Not a month goes by without someone asking me for suggestions to help build alignment in their company. Much depends on the specific situation, but there are some common principles worth sharing. First, remember that alignment is a means, not an end. Alignment creates coherence which in turn enables breakthrough performance. In physics, waves are coherent when they are in phase with each other. Lasers generate coherent light to create a beam that is super bright and stays tightly focused over great distances. In literature, ideas are coherent when they are logically connected to make a whole that is more than the parts. In business, a coherent team has a common purpose, is focused over time, and its members each perform their roles in harmony with each other.

What are the best ways for creating alignment? Things that break through the blockades of disrespect, myopia, cheap talk, lazy thinking, and inconsistency that prevent breakthrough performance.

1. Overcome disrespect by valuing other’s perspectives

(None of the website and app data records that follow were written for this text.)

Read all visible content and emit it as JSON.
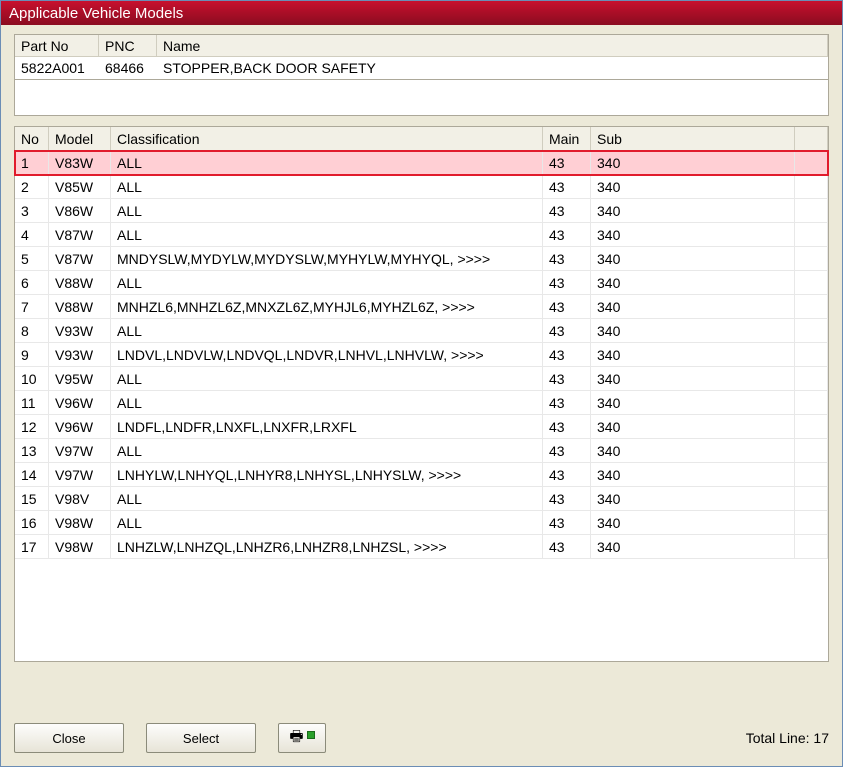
{
  "window": {
    "title": "Applicable Vehicle Models"
  },
  "part_headers": {
    "partno": "Part No",
    "pnc": "PNC",
    "name": "Name"
  },
  "part": {
    "partno": "5822A001",
    "pnc": "68466",
    "name": "STOPPER,BACK DOOR SAFETY"
  },
  "table_headers": {
    "no": "No",
    "model": "Model",
    "classification": "Classification",
    "main": "Main",
    "sub": "Sub"
  },
  "rows": [
    {
      "no": "1",
      "model": "V83W",
      "class": "ALL",
      "main": "43",
      "sub": "340",
      "selected": true
    },
    {
      "no": "2",
      "model": "V85W",
      "class": "ALL",
      "main": "43",
      "sub": "340"
    },
    {
      "no": "3",
      "model": "V86W",
      "class": "ALL",
      "main": "43",
      "sub": "340"
    },
    {
      "no": "4",
      "model": "V87W",
      "class": "ALL",
      "main": "43",
      "sub": "340"
    },
    {
      "no": "5",
      "model": "V87W",
      "class": "MNDYSLW,MYDYLW,MYDYSLW,MYHYLW,MYHYQL,  >>>>",
      "main": "43",
      "sub": "340"
    },
    {
      "no": "6",
      "model": "V88W",
      "class": "ALL",
      "main": "43",
      "sub": "340"
    },
    {
      "no": "7",
      "model": "V88W",
      "class": "MNHZL6,MNHZL6Z,MNXZL6Z,MYHJL6,MYHZL6Z,  >>>>",
      "main": "43",
      "sub": "340"
    },
    {
      "no": "8",
      "model": "V93W",
      "class": "ALL",
      "main": "43",
      "sub": "340"
    },
    {
      "no": "9",
      "model": "V93W",
      "class": "LNDVL,LNDVLW,LNDVQL,LNDVR,LNHVL,LNHVLW,  >>>>",
      "main": "43",
      "sub": "340"
    },
    {
      "no": "10",
      "model": "V95W",
      "class": "ALL",
      "main": "43",
      "sub": "340"
    },
    {
      "no": "11",
      "model": "V96W",
      "class": "ALL",
      "main": "43",
      "sub": "340"
    },
    {
      "no": "12",
      "model": "V96W",
      "class": "LNDFL,LNDFR,LNXFL,LNXFR,LRXFL",
      "main": "43",
      "sub": "340"
    },
    {
      "no": "13",
      "model": "V97W",
      "class": "ALL",
      "main": "43",
      "sub": "340"
    },
    {
      "no": "14",
      "model": "V97W",
      "class": "LNHYLW,LNHYQL,LNHYR8,LNHYSL,LNHYSLW,  >>>>",
      "main": "43",
      "sub": "340"
    },
    {
      "no": "15",
      "model": "V98V",
      "class": "ALL",
      "main": "43",
      "sub": "340"
    },
    {
      "no": "16",
      "model": "V98W",
      "class": "ALL",
      "main": "43",
      "sub": "340"
    },
    {
      "no": "17",
      "model": "V98W",
      "class": "LNHZLW,LNHZQL,LNHZR6,LNHZR8,LNHZSL,  >>>>",
      "main": "43",
      "sub": "340"
    }
  ],
  "buttons": {
    "close": "Close",
    "select": "Select"
  },
  "footer": {
    "total_label": "Total Line:",
    "total_value": "17"
  }
}
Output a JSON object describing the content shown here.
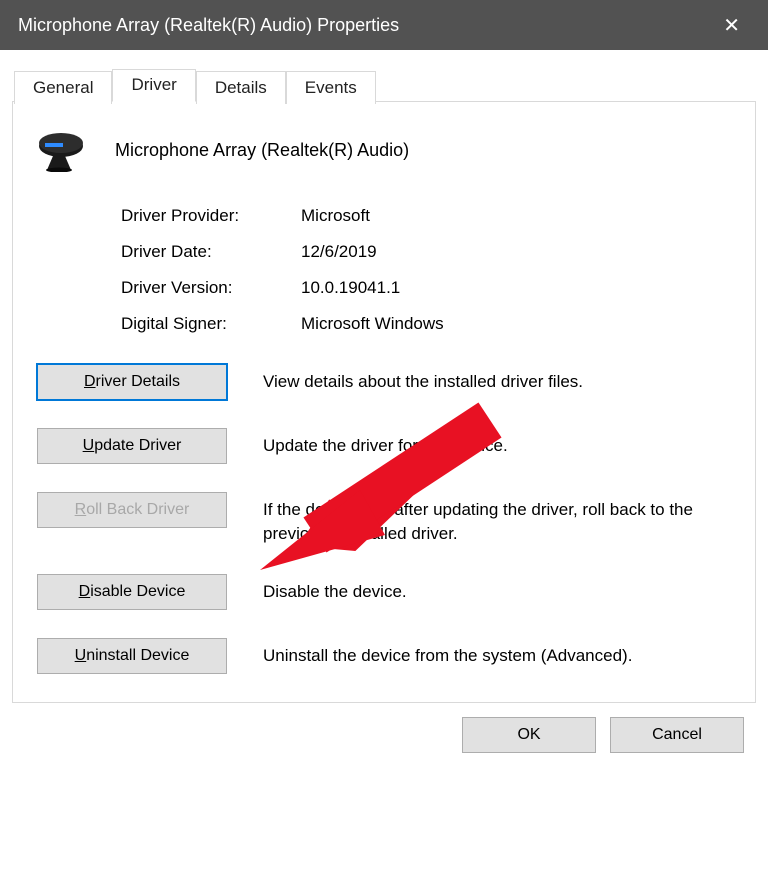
{
  "window": {
    "title": "Microphone Array (Realtek(R) Audio) Properties"
  },
  "tabs": {
    "general": "General",
    "driver": "Driver",
    "details": "Details",
    "events": "Events"
  },
  "device": {
    "name": "Microphone Array (Realtek(R) Audio)"
  },
  "info": {
    "provider_label": "Driver Provider:",
    "provider_value": "Microsoft",
    "date_label": "Driver Date:",
    "date_value": "12/6/2019",
    "version_label": "Driver Version:",
    "version_value": "10.0.19041.1",
    "signer_label": "Digital Signer:",
    "signer_value": "Microsoft Windows"
  },
  "actions": {
    "details_label": "river Details",
    "details_desc": "View details about the installed driver files.",
    "update_label": "pdate Driver",
    "update_desc": "Update the driver for this device.",
    "rollback_label": "oll Back Driver",
    "rollback_desc": "If the device fails after updating the driver, roll back to the previously installed driver.",
    "disable_label": "isable Device",
    "disable_desc": "Disable the device.",
    "uninstall_label": "ninstall Device",
    "uninstall_desc": "Uninstall the device from the system (Advanced)."
  },
  "footer": {
    "ok": "OK",
    "cancel": "Cancel"
  }
}
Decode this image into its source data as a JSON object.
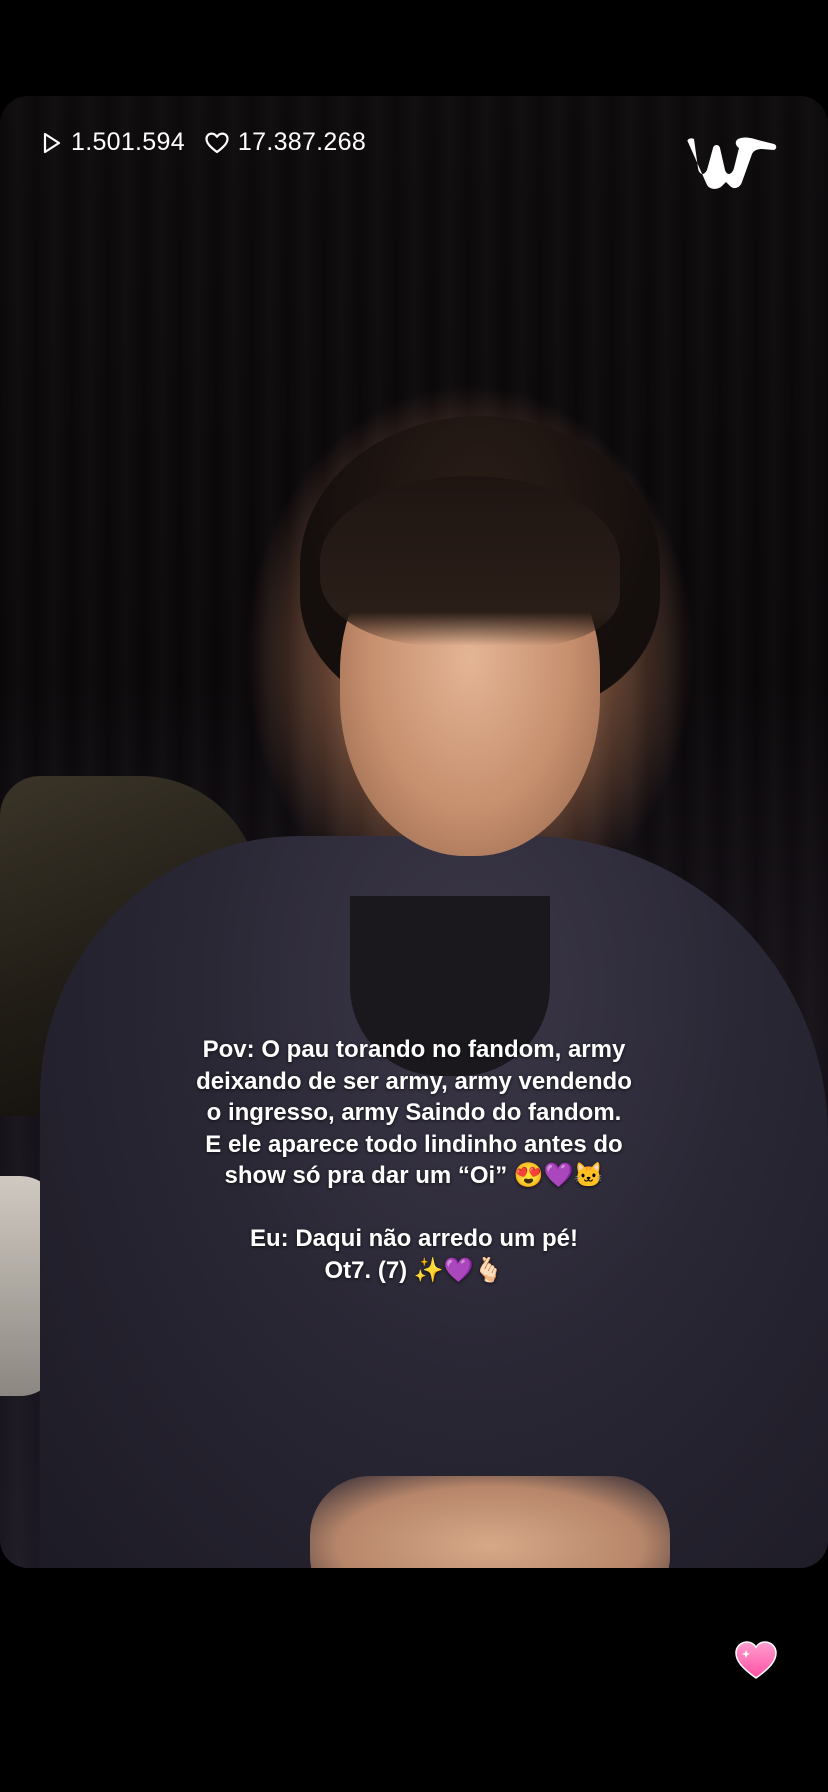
{
  "stats": {
    "plays": "1.501.594",
    "likes": "17.387.268",
    "play_icon": "play-outline-icon",
    "like_icon": "heart-outline-icon"
  },
  "brand": {
    "logo_icon": "weverse-logo-icon"
  },
  "caption": {
    "lines": [
      "Pov: O pau torando no fandom, army",
      "deixando de ser army, army vendendo",
      "o ingresso, army Saindo do fandom.",
      "E ele aparece todo lindinho antes do",
      "show só pra dar um “Oi” 😍💜🐱",
      "",
      "Eu: Daqui não arredo um pé!",
      "Ot7. (7) ✨💜🫰🏻"
    ]
  },
  "actions": {
    "heart_button_icon": "sparkle-heart-icon",
    "heart_color": "#ff6fb5"
  }
}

It all starts with respect. Without it there’s no basis for trust. Most alignment efforts get gummed up right here. We are more concerned with getting what we want than understanding other’s viewpoints. When we respect others we realize we don’t have a monopoly on good ideas. We understand that what is good for us may be bad for others. Respect for others gives us a desire to understand them.

2. Eliminate myopia by creating a shared understanding

We all have needs, we all have challenges, but most of us see only our own. We don’t need shared understanding, because we’ve already got the solution all figured. Instead of listening, we just talk past each other like Abbott and Costello in Who’s on First. See more clearly by asking questions that help you understand other’s perspectives. Dig into their rationale. It may help to repeat back what you hear them say to confirm you heard it correctly. The result is a broader perspective for all team members.

3. Kill cheap talk by putting the team first

Once everyone’s views are out in the open, its time to let go of your own objectives and focus on what’s best for the team. If you fixate on your ideas, you’ll destroy whatever alignment you created in the previous step. Many of us are just not big enough to make the team #1 or at least admit openly that its “my way or the highway” like Scottie Pippen did in the final 1.8 seconds of a Bulls vs. Knicks playoff game in 1994.

4. Bust through lazy thinking by finding inventive solutions

With the team first, you’re positioned to solve the challenges you face with greater clarity. Solving problems in the best ways requires that we:

  • understand that our current individual solutions are not optimal,
  • believe that better solutions exist,
  • plow through complexity without trying to simplify things too quickly, and
  • give the process time to play itself out.

One of my favorite methods for finding optimal solutions is to involve the team in an exercise called “Five Whys?” The purpose of the activity is to do a root cause analysis by asking “why?” a given problem exists, and once you have an answer to that first question, to ask another “why?” to that answer and so on. This technique will help you dig deep to find solutions that are more than just a bandaid for a more fundamental problem. As the process of developing a solution is played out transparently, people gain confidence that the best result will be achieved, even if their idea is not at the center of the solution.

5. Overcome inconsistency with persistent action

After we make a choice about how to best solve a problem, many of us subconsciously believe that the change will automatically occur. Action starts with a clear plan that connects our solution to the outcome we hope to achieve. The plan is followed by a commitment to act and a willingness to be accountable for our effort and results. Action often begins with a flurry and then quickly fades away. The key is to be persistently consistent. Just keep working at it. Don’t give up. Measure your progress. Support and encourage each other. Get back up when you fall down.

The Result

The result is coherence that will help you breakthrough almost any barrier. Give it a try. Do it for the team.


ActionBrett Pinegar